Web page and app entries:
::::

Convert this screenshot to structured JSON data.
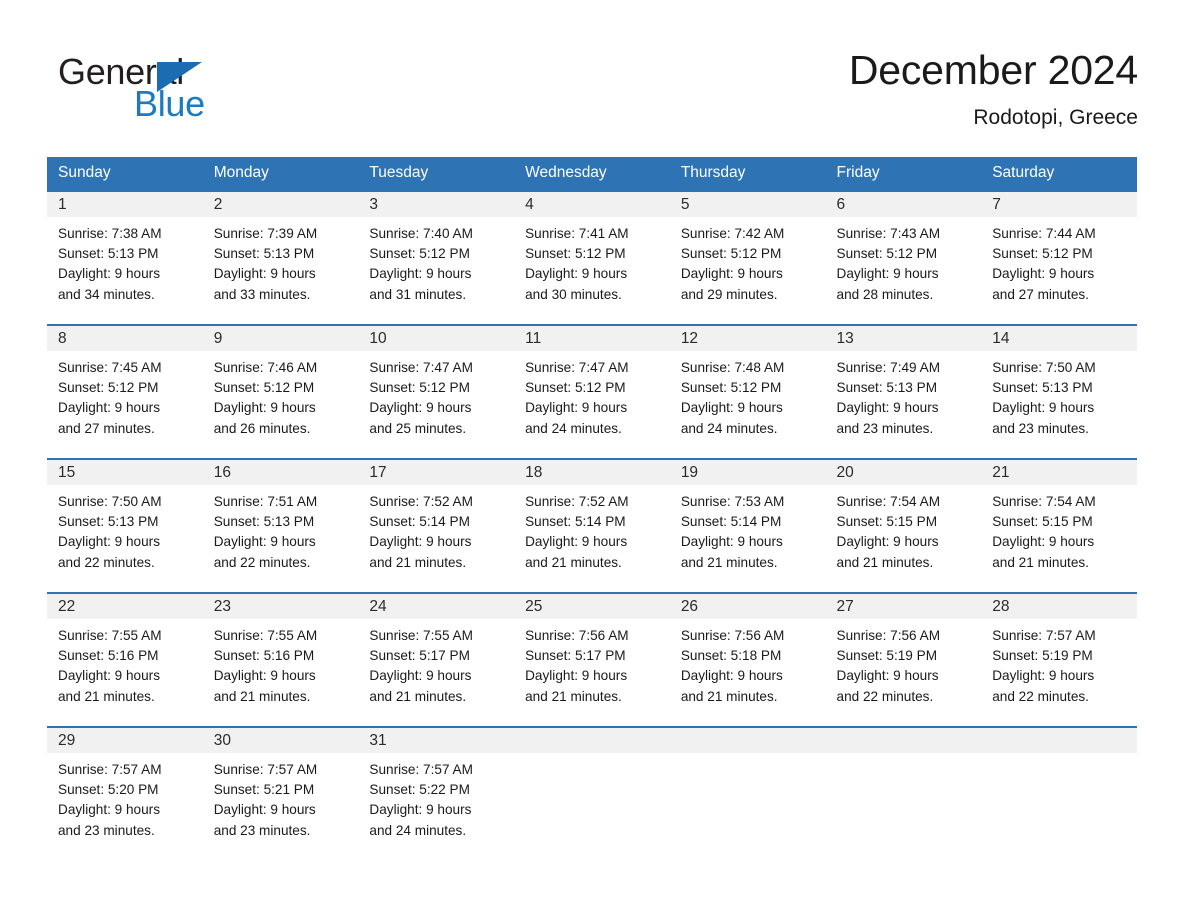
{
  "logo": {
    "word1": "General",
    "word2": "Blue",
    "triangle_color": "#1b6cb0",
    "blue_text_color": "#1b7ac4"
  },
  "header": {
    "title": "December 2024",
    "location": "Rodotopi, Greece",
    "header_bg": "#2e74b5",
    "band_bg": "#f1f1f1"
  },
  "weekdays": [
    "Sunday",
    "Monday",
    "Tuesday",
    "Wednesday",
    "Thursday",
    "Friday",
    "Saturday"
  ],
  "weeks": [
    [
      {
        "day": "1",
        "sunrise": "Sunrise: 7:38 AM",
        "sunset": "Sunset: 5:13 PM",
        "daylight1": "Daylight: 9 hours",
        "daylight2": "and 34 minutes."
      },
      {
        "day": "2",
        "sunrise": "Sunrise: 7:39 AM",
        "sunset": "Sunset: 5:13 PM",
        "daylight1": "Daylight: 9 hours",
        "daylight2": "and 33 minutes."
      },
      {
        "day": "3",
        "sunrise": "Sunrise: 7:40 AM",
        "sunset": "Sunset: 5:12 PM",
        "daylight1": "Daylight: 9 hours",
        "daylight2": "and 31 minutes."
      },
      {
        "day": "4",
        "sunrise": "Sunrise: 7:41 AM",
        "sunset": "Sunset: 5:12 PM",
        "daylight1": "Daylight: 9 hours",
        "daylight2": "and 30 minutes."
      },
      {
        "day": "5",
        "sunrise": "Sunrise: 7:42 AM",
        "sunset": "Sunset: 5:12 PM",
        "daylight1": "Daylight: 9 hours",
        "daylight2": "and 29 minutes."
      },
      {
        "day": "6",
        "sunrise": "Sunrise: 7:43 AM",
        "sunset": "Sunset: 5:12 PM",
        "daylight1": "Daylight: 9 hours",
        "daylight2": "and 28 minutes."
      },
      {
        "day": "7",
        "sunrise": "Sunrise: 7:44 AM",
        "sunset": "Sunset: 5:12 PM",
        "daylight1": "Daylight: 9 hours",
        "daylight2": "and 27 minutes."
      }
    ],
    [
      {
        "day": "8",
        "sunrise": "Sunrise: 7:45 AM",
        "sunset": "Sunset: 5:12 PM",
        "daylight1": "Daylight: 9 hours",
        "daylight2": "and 27 minutes."
      },
      {
        "day": "9",
        "sunrise": "Sunrise: 7:46 AM",
        "sunset": "Sunset: 5:12 PM",
        "daylight1": "Daylight: 9 hours",
        "daylight2": "and 26 minutes."
      },
      {
        "day": "10",
        "sunrise": "Sunrise: 7:47 AM",
        "sunset": "Sunset: 5:12 PM",
        "daylight1": "Daylight: 9 hours",
        "daylight2": "and 25 minutes."
      },
      {
        "day": "11",
        "sunrise": "Sunrise: 7:47 AM",
        "sunset": "Sunset: 5:12 PM",
        "daylight1": "Daylight: 9 hours",
        "daylight2": "and 24 minutes."
      },
      {
        "day": "12",
        "sunrise": "Sunrise: 7:48 AM",
        "sunset": "Sunset: 5:12 PM",
        "daylight1": "Daylight: 9 hours",
        "daylight2": "and 24 minutes."
      },
      {
        "day": "13",
        "sunrise": "Sunrise: 7:49 AM",
        "sunset": "Sunset: 5:13 PM",
        "daylight1": "Daylight: 9 hours",
        "daylight2": "and 23 minutes."
      },
      {
        "day": "14",
        "sunrise": "Sunrise: 7:50 AM",
        "sunset": "Sunset: 5:13 PM",
        "daylight1": "Daylight: 9 hours",
        "daylight2": "and 23 minutes."
      }
    ],
    [
      {
        "day": "15",
        "sunrise": "Sunrise: 7:50 AM",
        "sunset": "Sunset: 5:13 PM",
        "daylight1": "Daylight: 9 hours",
        "daylight2": "and 22 minutes."
      },
      {
        "day": "16",
        "sunrise": "Sunrise: 7:51 AM",
        "sunset": "Sunset: 5:13 PM",
        "daylight1": "Daylight: 9 hours",
        "daylight2": "and 22 minutes."
      },
      {
        "day": "17",
        "sunrise": "Sunrise: 7:52 AM",
        "sunset": "Sunset: 5:14 PM",
        "daylight1": "Daylight: 9 hours",
        "daylight2": "and 21 minutes."
      },
      {
        "day": "18",
        "sunrise": "Sunrise: 7:52 AM",
        "sunset": "Sunset: 5:14 PM",
        "daylight1": "Daylight: 9 hours",
        "daylight2": "and 21 minutes."
      },
      {
        "day": "19",
        "sunrise": "Sunrise: 7:53 AM",
        "sunset": "Sunset: 5:14 PM",
        "daylight1": "Daylight: 9 hours",
        "daylight2": "and 21 minutes."
      },
      {
        "day": "20",
        "sunrise": "Sunrise: 7:54 AM",
        "sunset": "Sunset: 5:15 PM",
        "daylight1": "Daylight: 9 hours",
        "daylight2": "and 21 minutes."
      },
      {
        "day": "21",
        "sunrise": "Sunrise: 7:54 AM",
        "sunset": "Sunset: 5:15 PM",
        "daylight1": "Daylight: 9 hours",
        "daylight2": "and 21 minutes."
      }
    ],
    [
      {
        "day": "22",
        "sunrise": "Sunrise: 7:55 AM",
        "sunset": "Sunset: 5:16 PM",
        "daylight1": "Daylight: 9 hours",
        "daylight2": "and 21 minutes."
      },
      {
        "day": "23",
        "sunrise": "Sunrise: 7:55 AM",
        "sunset": "Sunset: 5:16 PM",
        "daylight1": "Daylight: 9 hours",
        "daylight2": "and 21 minutes."
      },
      {
        "day": "24",
        "sunrise": "Sunrise: 7:55 AM",
        "sunset": "Sunset: 5:17 PM",
        "daylight1": "Daylight: 9 hours",
        "daylight2": "and 21 minutes."
      },
      {
        "day": "25",
        "sunrise": "Sunrise: 7:56 AM",
        "sunset": "Sunset: 5:17 PM",
        "daylight1": "Daylight: 9 hours",
        "daylight2": "and 21 minutes."
      },
      {
        "day": "26",
        "sunrise": "Sunrise: 7:56 AM",
        "sunset": "Sunset: 5:18 PM",
        "daylight1": "Daylight: 9 hours",
        "daylight2": "and 21 minutes."
      },
      {
        "day": "27",
        "sunrise": "Sunrise: 7:56 AM",
        "sunset": "Sunset: 5:19 PM",
        "daylight1": "Daylight: 9 hours",
        "daylight2": "and 22 minutes."
      },
      {
        "day": "28",
        "sunrise": "Sunrise: 7:57 AM",
        "sunset": "Sunset: 5:19 PM",
        "daylight1": "Daylight: 9 hours",
        "daylight2": "and 22 minutes."
      }
    ],
    [
      {
        "day": "29",
        "sunrise": "Sunrise: 7:57 AM",
        "sunset": "Sunset: 5:20 PM",
        "daylight1": "Daylight: 9 hours",
        "daylight2": "and 23 minutes."
      },
      {
        "day": "30",
        "sunrise": "Sunrise: 7:57 AM",
        "sunset": "Sunset: 5:21 PM",
        "daylight1": "Daylight: 9 hours",
        "daylight2": "and 23 minutes."
      },
      {
        "day": "31",
        "sunrise": "Sunrise: 7:57 AM",
        "sunset": "Sunset: 5:22 PM",
        "daylight1": "Daylight: 9 hours",
        "daylight2": "and 24 minutes."
      },
      {
        "day": "",
        "sunrise": "",
        "sunset": "",
        "daylight1": "",
        "daylight2": ""
      },
      {
        "day": "",
        "sunrise": "",
        "sunset": "",
        "daylight1": "",
        "daylight2": ""
      },
      {
        "day": "",
        "sunrise": "",
        "sunset": "",
        "daylight1": "",
        "daylight2": ""
      },
      {
        "day": "",
        "sunrise": "",
        "sunset": "",
        "daylight1": "",
        "daylight2": ""
      }
    ]
  ]
}
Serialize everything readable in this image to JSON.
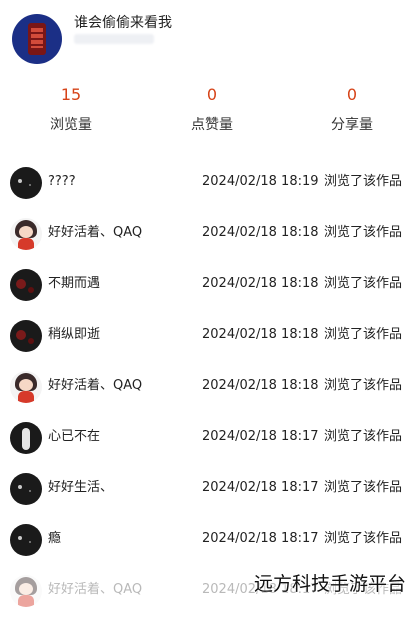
{
  "header": {
    "title": "谁会偷偷来看我"
  },
  "stats": [
    {
      "value": "15",
      "label": "浏览量"
    },
    {
      "value": "0",
      "label": "点赞量"
    },
    {
      "value": "0",
      "label": "分享量"
    }
  ],
  "colors": {
    "accent": "#d64318",
    "text": "#222222",
    "faded": "#b9b9b9"
  },
  "visitors": [
    {
      "name": "????",
      "time": "2024/02/18 18:19",
      "action": "浏览了该作品",
      "avatar": "dark-avatar-icon"
    },
    {
      "name": "好好活着、QAQ",
      "time": "2024/02/18 18:18",
      "action": "浏览了该作品",
      "avatar": "girl-avatar-icon"
    },
    {
      "name": "不期而遇",
      "time": "2024/02/18 18:18",
      "action": "浏览了该作品",
      "avatar": "red-splash-avatar-icon"
    },
    {
      "name": "稍纵即逝",
      "time": "2024/02/18 18:18",
      "action": "浏览了该作品",
      "avatar": "red-splash-avatar-icon"
    },
    {
      "name": "好好活着、QAQ",
      "time": "2024/02/18 18:18",
      "action": "浏览了该作品",
      "avatar": "girl-avatar-icon"
    },
    {
      "name": "心已不在",
      "time": "2024/02/18 18:17",
      "action": "浏览了该作品",
      "avatar": "silhouette-avatar-icon"
    },
    {
      "name": "好好生活、",
      "time": "2024/02/18 18:17",
      "action": "浏览了该作品",
      "avatar": "dark-avatar-icon"
    },
    {
      "name": "瘾",
      "time": "2024/02/18 18:17",
      "action": "浏览了该作品",
      "avatar": "dark-avatar-icon"
    },
    {
      "name": "好好活着、QAQ",
      "time": "2024/02/18 18:17",
      "action": "浏览了该作品",
      "avatar": "girl-avatar-icon"
    }
  ],
  "watermark": "远方科技手游平台"
}
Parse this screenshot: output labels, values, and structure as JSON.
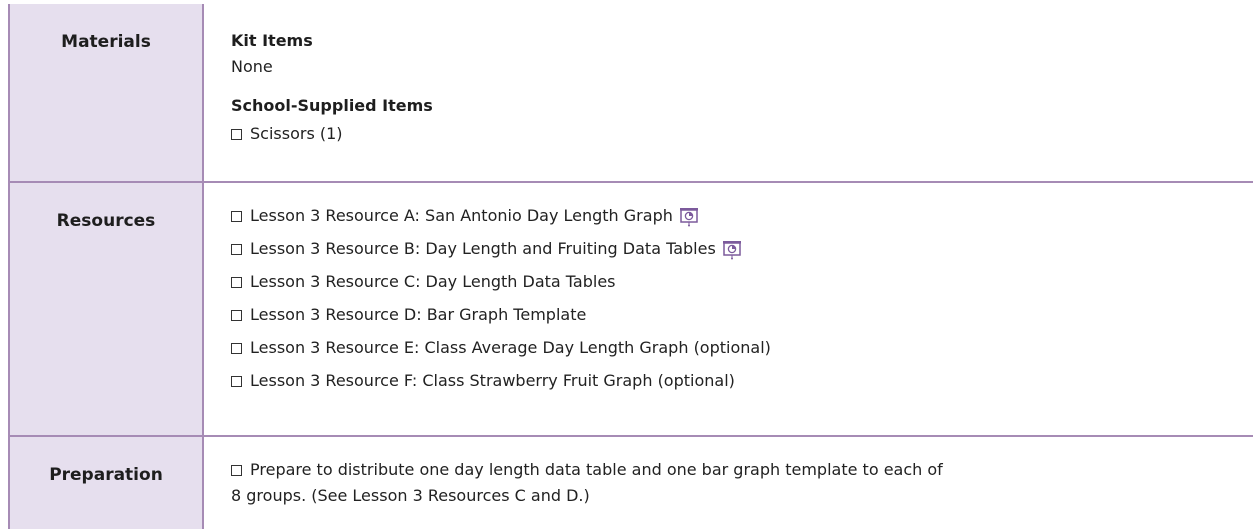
{
  "materials": {
    "label": "Materials",
    "kit_heading": "Kit Items",
    "kit_value": "None",
    "school_heading": "School-Supplied Items",
    "school_items": [
      "Scissors (1)"
    ]
  },
  "resources": {
    "label": "Resources",
    "items": [
      {
        "text": "Lesson 3 Resource A: San Antonio Day Length Graph",
        "icon": "presentation-icon"
      },
      {
        "text": "Lesson 3 Resource B: Day Length and Fruiting Data Tables",
        "icon": "presentation-icon"
      },
      {
        "text": "Lesson 3 Resource C: Day Length Data Tables"
      },
      {
        "text": "Lesson 3 Resource D: Bar Graph Template"
      },
      {
        "text": "Lesson 3 Resource E: Class Average Day Length Graph (optional)"
      },
      {
        "text": "Lesson 3 Resource F: Class Strawberry Fruit Graph (optional)"
      }
    ]
  },
  "preparation": {
    "label": "Preparation",
    "line1": "Prepare to distribute one day length data table and one bar graph template to each of",
    "line2": "8 groups. (See Lesson 3 Resources C and D.)"
  },
  "colors": {
    "border": "#a68bb5",
    "label_bg": "#e6dfee",
    "icon": "#7c5a9c"
  }
}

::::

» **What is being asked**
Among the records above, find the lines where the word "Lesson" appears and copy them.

» **Response to the task**
        "text": "Lesson 3 Resource A: San Antonio Day Length Graph",
        "text": "Lesson 3 Resource B: Day Length and Fruiting Data Tables",
        "text": "Lesson 3 Resource C: Day Length Data Tables"
        "text": "Lesson 3 Resource D: Bar Graph Template"
        "text": "Lesson 3 Resource E: Class Average Day Length Graph (optional)"
        "text": "Lesson 3 Resource F: Class Strawberry Fruit Graph (optional)"
    "line2": "8 groups. (See Lesson 3 Resources C and D.)"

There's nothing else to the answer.